Dataset rows for apps and sites
++++++++

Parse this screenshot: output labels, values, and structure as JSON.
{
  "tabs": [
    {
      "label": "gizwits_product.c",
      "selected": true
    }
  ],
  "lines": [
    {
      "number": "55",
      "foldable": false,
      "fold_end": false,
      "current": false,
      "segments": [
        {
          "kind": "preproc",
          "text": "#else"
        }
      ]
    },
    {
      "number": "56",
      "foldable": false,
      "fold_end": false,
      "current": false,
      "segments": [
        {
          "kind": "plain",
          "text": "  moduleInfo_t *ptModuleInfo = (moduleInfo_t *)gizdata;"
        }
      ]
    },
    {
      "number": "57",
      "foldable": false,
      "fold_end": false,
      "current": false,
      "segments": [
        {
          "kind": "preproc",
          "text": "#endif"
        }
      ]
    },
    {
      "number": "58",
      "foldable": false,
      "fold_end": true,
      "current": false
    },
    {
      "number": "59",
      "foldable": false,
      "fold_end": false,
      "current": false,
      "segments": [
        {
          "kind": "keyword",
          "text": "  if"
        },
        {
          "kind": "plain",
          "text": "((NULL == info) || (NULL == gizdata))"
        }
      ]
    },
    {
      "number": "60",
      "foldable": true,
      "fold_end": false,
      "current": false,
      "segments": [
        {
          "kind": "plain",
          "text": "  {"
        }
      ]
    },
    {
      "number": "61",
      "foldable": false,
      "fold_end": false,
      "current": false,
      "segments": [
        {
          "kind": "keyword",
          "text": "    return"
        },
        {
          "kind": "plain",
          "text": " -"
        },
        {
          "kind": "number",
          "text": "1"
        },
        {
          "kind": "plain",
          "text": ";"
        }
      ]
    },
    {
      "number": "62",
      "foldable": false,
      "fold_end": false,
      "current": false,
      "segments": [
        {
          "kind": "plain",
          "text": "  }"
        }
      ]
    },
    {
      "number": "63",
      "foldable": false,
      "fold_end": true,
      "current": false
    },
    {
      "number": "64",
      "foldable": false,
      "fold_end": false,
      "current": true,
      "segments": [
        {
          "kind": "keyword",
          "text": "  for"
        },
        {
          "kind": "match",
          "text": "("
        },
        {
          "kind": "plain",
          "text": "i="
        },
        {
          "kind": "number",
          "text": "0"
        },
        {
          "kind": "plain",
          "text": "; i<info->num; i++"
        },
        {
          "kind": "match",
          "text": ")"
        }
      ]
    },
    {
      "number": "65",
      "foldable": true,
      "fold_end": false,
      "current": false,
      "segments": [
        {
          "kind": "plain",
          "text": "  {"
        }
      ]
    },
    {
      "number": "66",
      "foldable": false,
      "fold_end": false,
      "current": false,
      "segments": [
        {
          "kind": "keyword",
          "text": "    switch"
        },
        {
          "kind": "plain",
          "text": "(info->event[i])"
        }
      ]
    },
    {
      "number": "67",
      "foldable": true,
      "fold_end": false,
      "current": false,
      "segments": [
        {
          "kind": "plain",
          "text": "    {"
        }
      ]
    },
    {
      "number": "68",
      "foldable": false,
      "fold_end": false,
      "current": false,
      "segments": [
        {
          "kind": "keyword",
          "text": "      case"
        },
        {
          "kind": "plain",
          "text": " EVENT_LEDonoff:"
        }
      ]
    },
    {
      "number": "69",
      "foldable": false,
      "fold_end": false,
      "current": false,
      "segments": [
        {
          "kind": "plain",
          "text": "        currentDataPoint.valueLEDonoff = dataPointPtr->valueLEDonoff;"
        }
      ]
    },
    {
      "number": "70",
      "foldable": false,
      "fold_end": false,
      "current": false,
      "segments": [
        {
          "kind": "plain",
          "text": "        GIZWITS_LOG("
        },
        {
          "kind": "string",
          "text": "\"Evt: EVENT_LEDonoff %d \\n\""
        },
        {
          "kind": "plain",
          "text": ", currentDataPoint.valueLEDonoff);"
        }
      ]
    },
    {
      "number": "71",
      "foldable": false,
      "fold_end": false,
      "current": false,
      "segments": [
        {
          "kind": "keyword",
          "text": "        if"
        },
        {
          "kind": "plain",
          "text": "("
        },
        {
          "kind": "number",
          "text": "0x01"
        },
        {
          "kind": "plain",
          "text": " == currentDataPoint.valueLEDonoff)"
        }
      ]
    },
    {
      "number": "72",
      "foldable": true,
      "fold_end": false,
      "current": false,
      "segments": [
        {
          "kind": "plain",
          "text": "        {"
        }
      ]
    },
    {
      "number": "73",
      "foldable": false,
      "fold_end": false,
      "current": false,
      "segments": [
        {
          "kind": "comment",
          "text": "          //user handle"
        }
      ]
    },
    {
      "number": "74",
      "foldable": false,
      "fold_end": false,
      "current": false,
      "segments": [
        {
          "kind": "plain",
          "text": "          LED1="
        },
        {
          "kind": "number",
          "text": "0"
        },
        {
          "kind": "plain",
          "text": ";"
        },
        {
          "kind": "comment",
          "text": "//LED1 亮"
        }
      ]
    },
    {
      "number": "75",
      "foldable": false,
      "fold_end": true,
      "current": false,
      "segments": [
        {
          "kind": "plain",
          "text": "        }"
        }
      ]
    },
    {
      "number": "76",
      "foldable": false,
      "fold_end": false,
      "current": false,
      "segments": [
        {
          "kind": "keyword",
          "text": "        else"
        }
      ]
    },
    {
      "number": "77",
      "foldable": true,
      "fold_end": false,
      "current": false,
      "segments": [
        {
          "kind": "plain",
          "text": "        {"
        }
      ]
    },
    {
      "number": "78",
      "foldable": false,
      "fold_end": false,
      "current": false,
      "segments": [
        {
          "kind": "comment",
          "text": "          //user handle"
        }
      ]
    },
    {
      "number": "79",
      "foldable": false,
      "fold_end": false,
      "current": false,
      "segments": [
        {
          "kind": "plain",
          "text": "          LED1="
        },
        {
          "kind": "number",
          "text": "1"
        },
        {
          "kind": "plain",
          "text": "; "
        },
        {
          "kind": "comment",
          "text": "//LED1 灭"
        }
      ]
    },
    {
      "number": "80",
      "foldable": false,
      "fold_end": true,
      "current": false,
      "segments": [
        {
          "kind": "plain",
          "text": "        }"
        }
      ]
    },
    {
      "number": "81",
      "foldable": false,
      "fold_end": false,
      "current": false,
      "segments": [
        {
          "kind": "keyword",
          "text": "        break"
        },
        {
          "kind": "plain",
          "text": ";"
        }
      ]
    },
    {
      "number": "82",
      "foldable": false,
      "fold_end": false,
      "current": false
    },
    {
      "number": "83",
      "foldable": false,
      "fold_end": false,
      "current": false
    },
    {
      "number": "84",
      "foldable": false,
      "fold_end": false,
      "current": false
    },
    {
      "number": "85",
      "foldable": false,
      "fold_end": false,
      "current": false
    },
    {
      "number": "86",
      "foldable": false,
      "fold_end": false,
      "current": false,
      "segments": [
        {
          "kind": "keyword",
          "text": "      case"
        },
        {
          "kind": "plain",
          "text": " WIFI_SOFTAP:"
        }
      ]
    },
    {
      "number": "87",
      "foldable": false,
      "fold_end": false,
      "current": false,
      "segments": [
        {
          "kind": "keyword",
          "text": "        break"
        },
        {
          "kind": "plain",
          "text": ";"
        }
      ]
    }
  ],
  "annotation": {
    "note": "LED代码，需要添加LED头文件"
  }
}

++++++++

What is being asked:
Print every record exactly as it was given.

Your solution:
Parse this screenshot: output labels, values, and structure as JSON.
{
  "tabs": [
    {
      "label": "gizwits_product.c",
      "selected": true
    }
  ],
  "lines": [
    {
      "number": "55",
      "foldable": false,
      "fold_end": false,
      "current": false,
      "segments": [
        {
          "kind": "preproc",
          "text": "#else"
        }
      ]
    },
    {
      "number": "56",
      "foldable": false,
      "fold_end": false,
      "current": false,
      "segments": [
        {
          "kind": "plain",
          "text": "  moduleInfo_t *ptModuleInfo = (moduleInfo_t *)gizdata;"
        }
      ]
    },
    {
      "number": "57",
      "foldable": false,
      "fold_end": false,
      "current": false,
      "segments": [
        {
          "kind": "preproc",
          "text": "#endif"
        }
      ]
    },
    {
      "number": "58",
      "foldable": false,
      "fold_end": true,
      "current": false
    },
    {
      "number": "59",
      "foldable": false,
      "fold_end": false,
      "current": false,
      "segments": [
        {
          "kind": "keyword",
          "text": "  if"
        },
        {
          "kind": "plain",
          "text": "((NULL == info) || (NULL == gizdata))"
        }
      ]
    },
    {
      "number": "60",
      "foldable": true,
      "fold_end": false,
      "current": false,
      "segments": [
        {
          "kind": "plain",
          "text": "  {"
        }
      ]
    },
    {
      "number": "61",
      "foldable": false,
      "fold_end": false,
      "current": false,
      "segments": [
        {
          "kind": "keyword",
          "text": "    return"
        },
        {
          "kind": "plain",
          "text": " -"
        },
        {
          "kind": "number",
          "text": "1"
        },
        {
          "kind": "plain",
          "text": ";"
        }
      ]
    },
    {
      "number": "62",
      "foldable": false,
      "fold_end": false,
      "current": false,
      "segments": [
        {
          "kind": "plain",
          "text": "  }"
        }
      ]
    },
    {
      "number": "63",
      "foldable": false,
      "fold_end": true,
      "current": false
    },
    {
      "number": "64",
      "foldable": false,
      "fold_end": false,
      "current": true,
      "segments": [
        {
          "kind": "keyword",
          "text": "  for"
        },
        {
          "kind": "match",
          "text": "("
        },
        {
          "kind": "plain",
          "text": "i="
        },
        {
          "kind": "number",
          "text": "0"
        },
        {
          "kind": "plain",
          "text": "; i<info->num; i++"
        },
        {
          "kind": "match",
          "text": ")"
        }
      ]
    },
    {
      "number": "65",
      "foldable": true,
      "fold_end": false,
      "current": false,
      "segments": [
        {
          "kind": "plain",
          "text": "  {"
        }
      ]
    },
    {
      "number": "66",
      "foldable": false,
      "fold_end": false,
      "current": false,
      "segments": [
        {
          "kind": "keyword",
          "text": "    switch"
        },
        {
          "kind": "plain",
          "text": "(info->event[i])"
        }
      ]
    },
    {
      "number": "67",
      "foldable": true,
      "fold_end": false,
      "current": false,
      "segments": [
        {
          "kind": "plain",
          "text": "    {"
        }
      ]
    },
    {
      "number": "68",
      "foldable": false,
      "fold_end": false,
      "current": false,
      "segments": [
        {
          "kind": "keyword",
          "text": "      case"
        },
        {
          "kind": "plain",
          "text": " EVENT_LEDonoff:"
        }
      ]
    },
    {
      "number": "69",
      "foldable": false,
      "fold_end": false,
      "current": false,
      "segments": [
        {
          "kind": "plain",
          "text": "        currentDataPoint.valueLEDonoff = dataPointPtr->valueLEDonoff;"
        }
      ]
    },
    {
      "number": "70",
      "foldable": false,
      "fold_end": false,
      "current": false,
      "segments": [
        {
          "kind": "plain",
          "text": "        GIZWITS_LOG("
        },
        {
          "kind": "string",
          "text": "\"Evt: EVENT_LEDonoff %d \\n\""
        },
        {
          "kind": "plain",
          "text": ", currentDataPoint.valueLEDonoff);"
        }
      ]
    },
    {
      "number": "71",
      "foldable": false,
      "fold_end": false,
      "current": false,
      "segments": [
        {
          "kind": "keyword",
          "text": "        if"
        },
        {
          "kind": "plain",
          "text": "("
        },
        {
          "kind": "number",
          "text": "0x01"
        },
        {
          "kind": "plain",
          "text": " == currentDataPoint.valueLEDonoff)"
        }
      ]
    },
    {
      "number": "72",
      "foldable": true,
      "fold_end": false,
      "current": false,
      "segments": [
        {
          "kind": "plain",
          "text": "        {"
        }
      ]
    },
    {
      "number": "73",
      "foldable": false,
      "fold_end": false,
      "current": false,
      "segments": [
        {
          "kind": "comment",
          "text": "          //user handle"
        }
      ]
    },
    {
      "number": "74",
      "foldable": false,
      "fold_end": false,
      "current": false,
      "segments": [
        {
          "kind": "plain",
          "text": "          LED1="
        },
        {
          "kind": "number",
          "text": "0"
        },
        {
          "kind": "plain",
          "text": ";"
        },
        {
          "kind": "comment",
          "text": "//LED1 亮"
        }
      ]
    },
    {
      "number": "75",
      "foldable": false,
      "fold_end": true,
      "current": false,
      "segments": [
        {
          "kind": "plain",
          "text": "        }"
        }
      ]
    },
    {
      "number": "76",
      "foldable": false,
      "fold_end": false,
      "current": false,
      "segments": [
        {
          "kind": "keyword",
          "text": "        else"
        }
      ]
    },
    {
      "number": "77",
      "foldable": true,
      "fold_end": false,
      "current": false,
      "segments": [
        {
          "kind": "plain",
          "text": "        {"
        }
      ]
    },
    {
      "number": "78",
      "foldable": false,
      "fold_end": false,
      "current": false,
      "segments": [
        {
          "kind": "comment",
          "text": "          //user handle"
        }
      ]
    },
    {
      "number": "79",
      "foldable": false,
      "fold_end": false,
      "current": false,
      "segments": [
        {
          "kind": "plain",
          "text": "          LED1="
        },
        {
          "kind": "number",
          "text": "1"
        },
        {
          "kind": "plain",
          "text": "; "
        },
        {
          "kind": "comment",
          "text": "//LED1 灭"
        }
      ]
    },
    {
      "number": "80",
      "foldable": false,
      "fold_end": true,
      "current": false,
      "segments": [
        {
          "kind": "plain",
          "text": "        }"
        }
      ]
    },
    {
      "number": "81",
      "foldable": false,
      "fold_end": false,
      "current": false,
      "segments": [
        {
          "kind": "keyword",
          "text": "        break"
        },
        {
          "kind": "plain",
          "text": ";"
        }
      ]
    },
    {
      "number": "82",
      "foldable": false,
      "fold_end": false,
      "current": false
    },
    {
      "number": "83",
      "foldable": false,
      "fold_end": false,
      "current": false
    },
    {
      "number": "84",
      "foldable": false,
      "fold_end": false,
      "current": false
    },
    {
      "number": "85",
      "foldable": false,
      "fold_end": false,
      "current": false
    },
    {
      "number": "86",
      "foldable": false,
      "fold_end": false,
      "current": false,
      "segments": [
        {
          "kind": "keyword",
          "text": "      case"
        },
        {
          "kind": "plain",
          "text": " WIFI_SOFTAP:"
        }
      ]
    },
    {
      "number": "87",
      "foldable": false,
      "fold_end": false,
      "current": false,
      "segments": [
        {
          "kind": "keyword",
          "text": "        break"
        },
        {
          "kind": "plain",
          "text": ";"
        }
      ]
    }
  ],
  "annotation": {
    "note": "LED代码，需要添加LED头文件"
  }
}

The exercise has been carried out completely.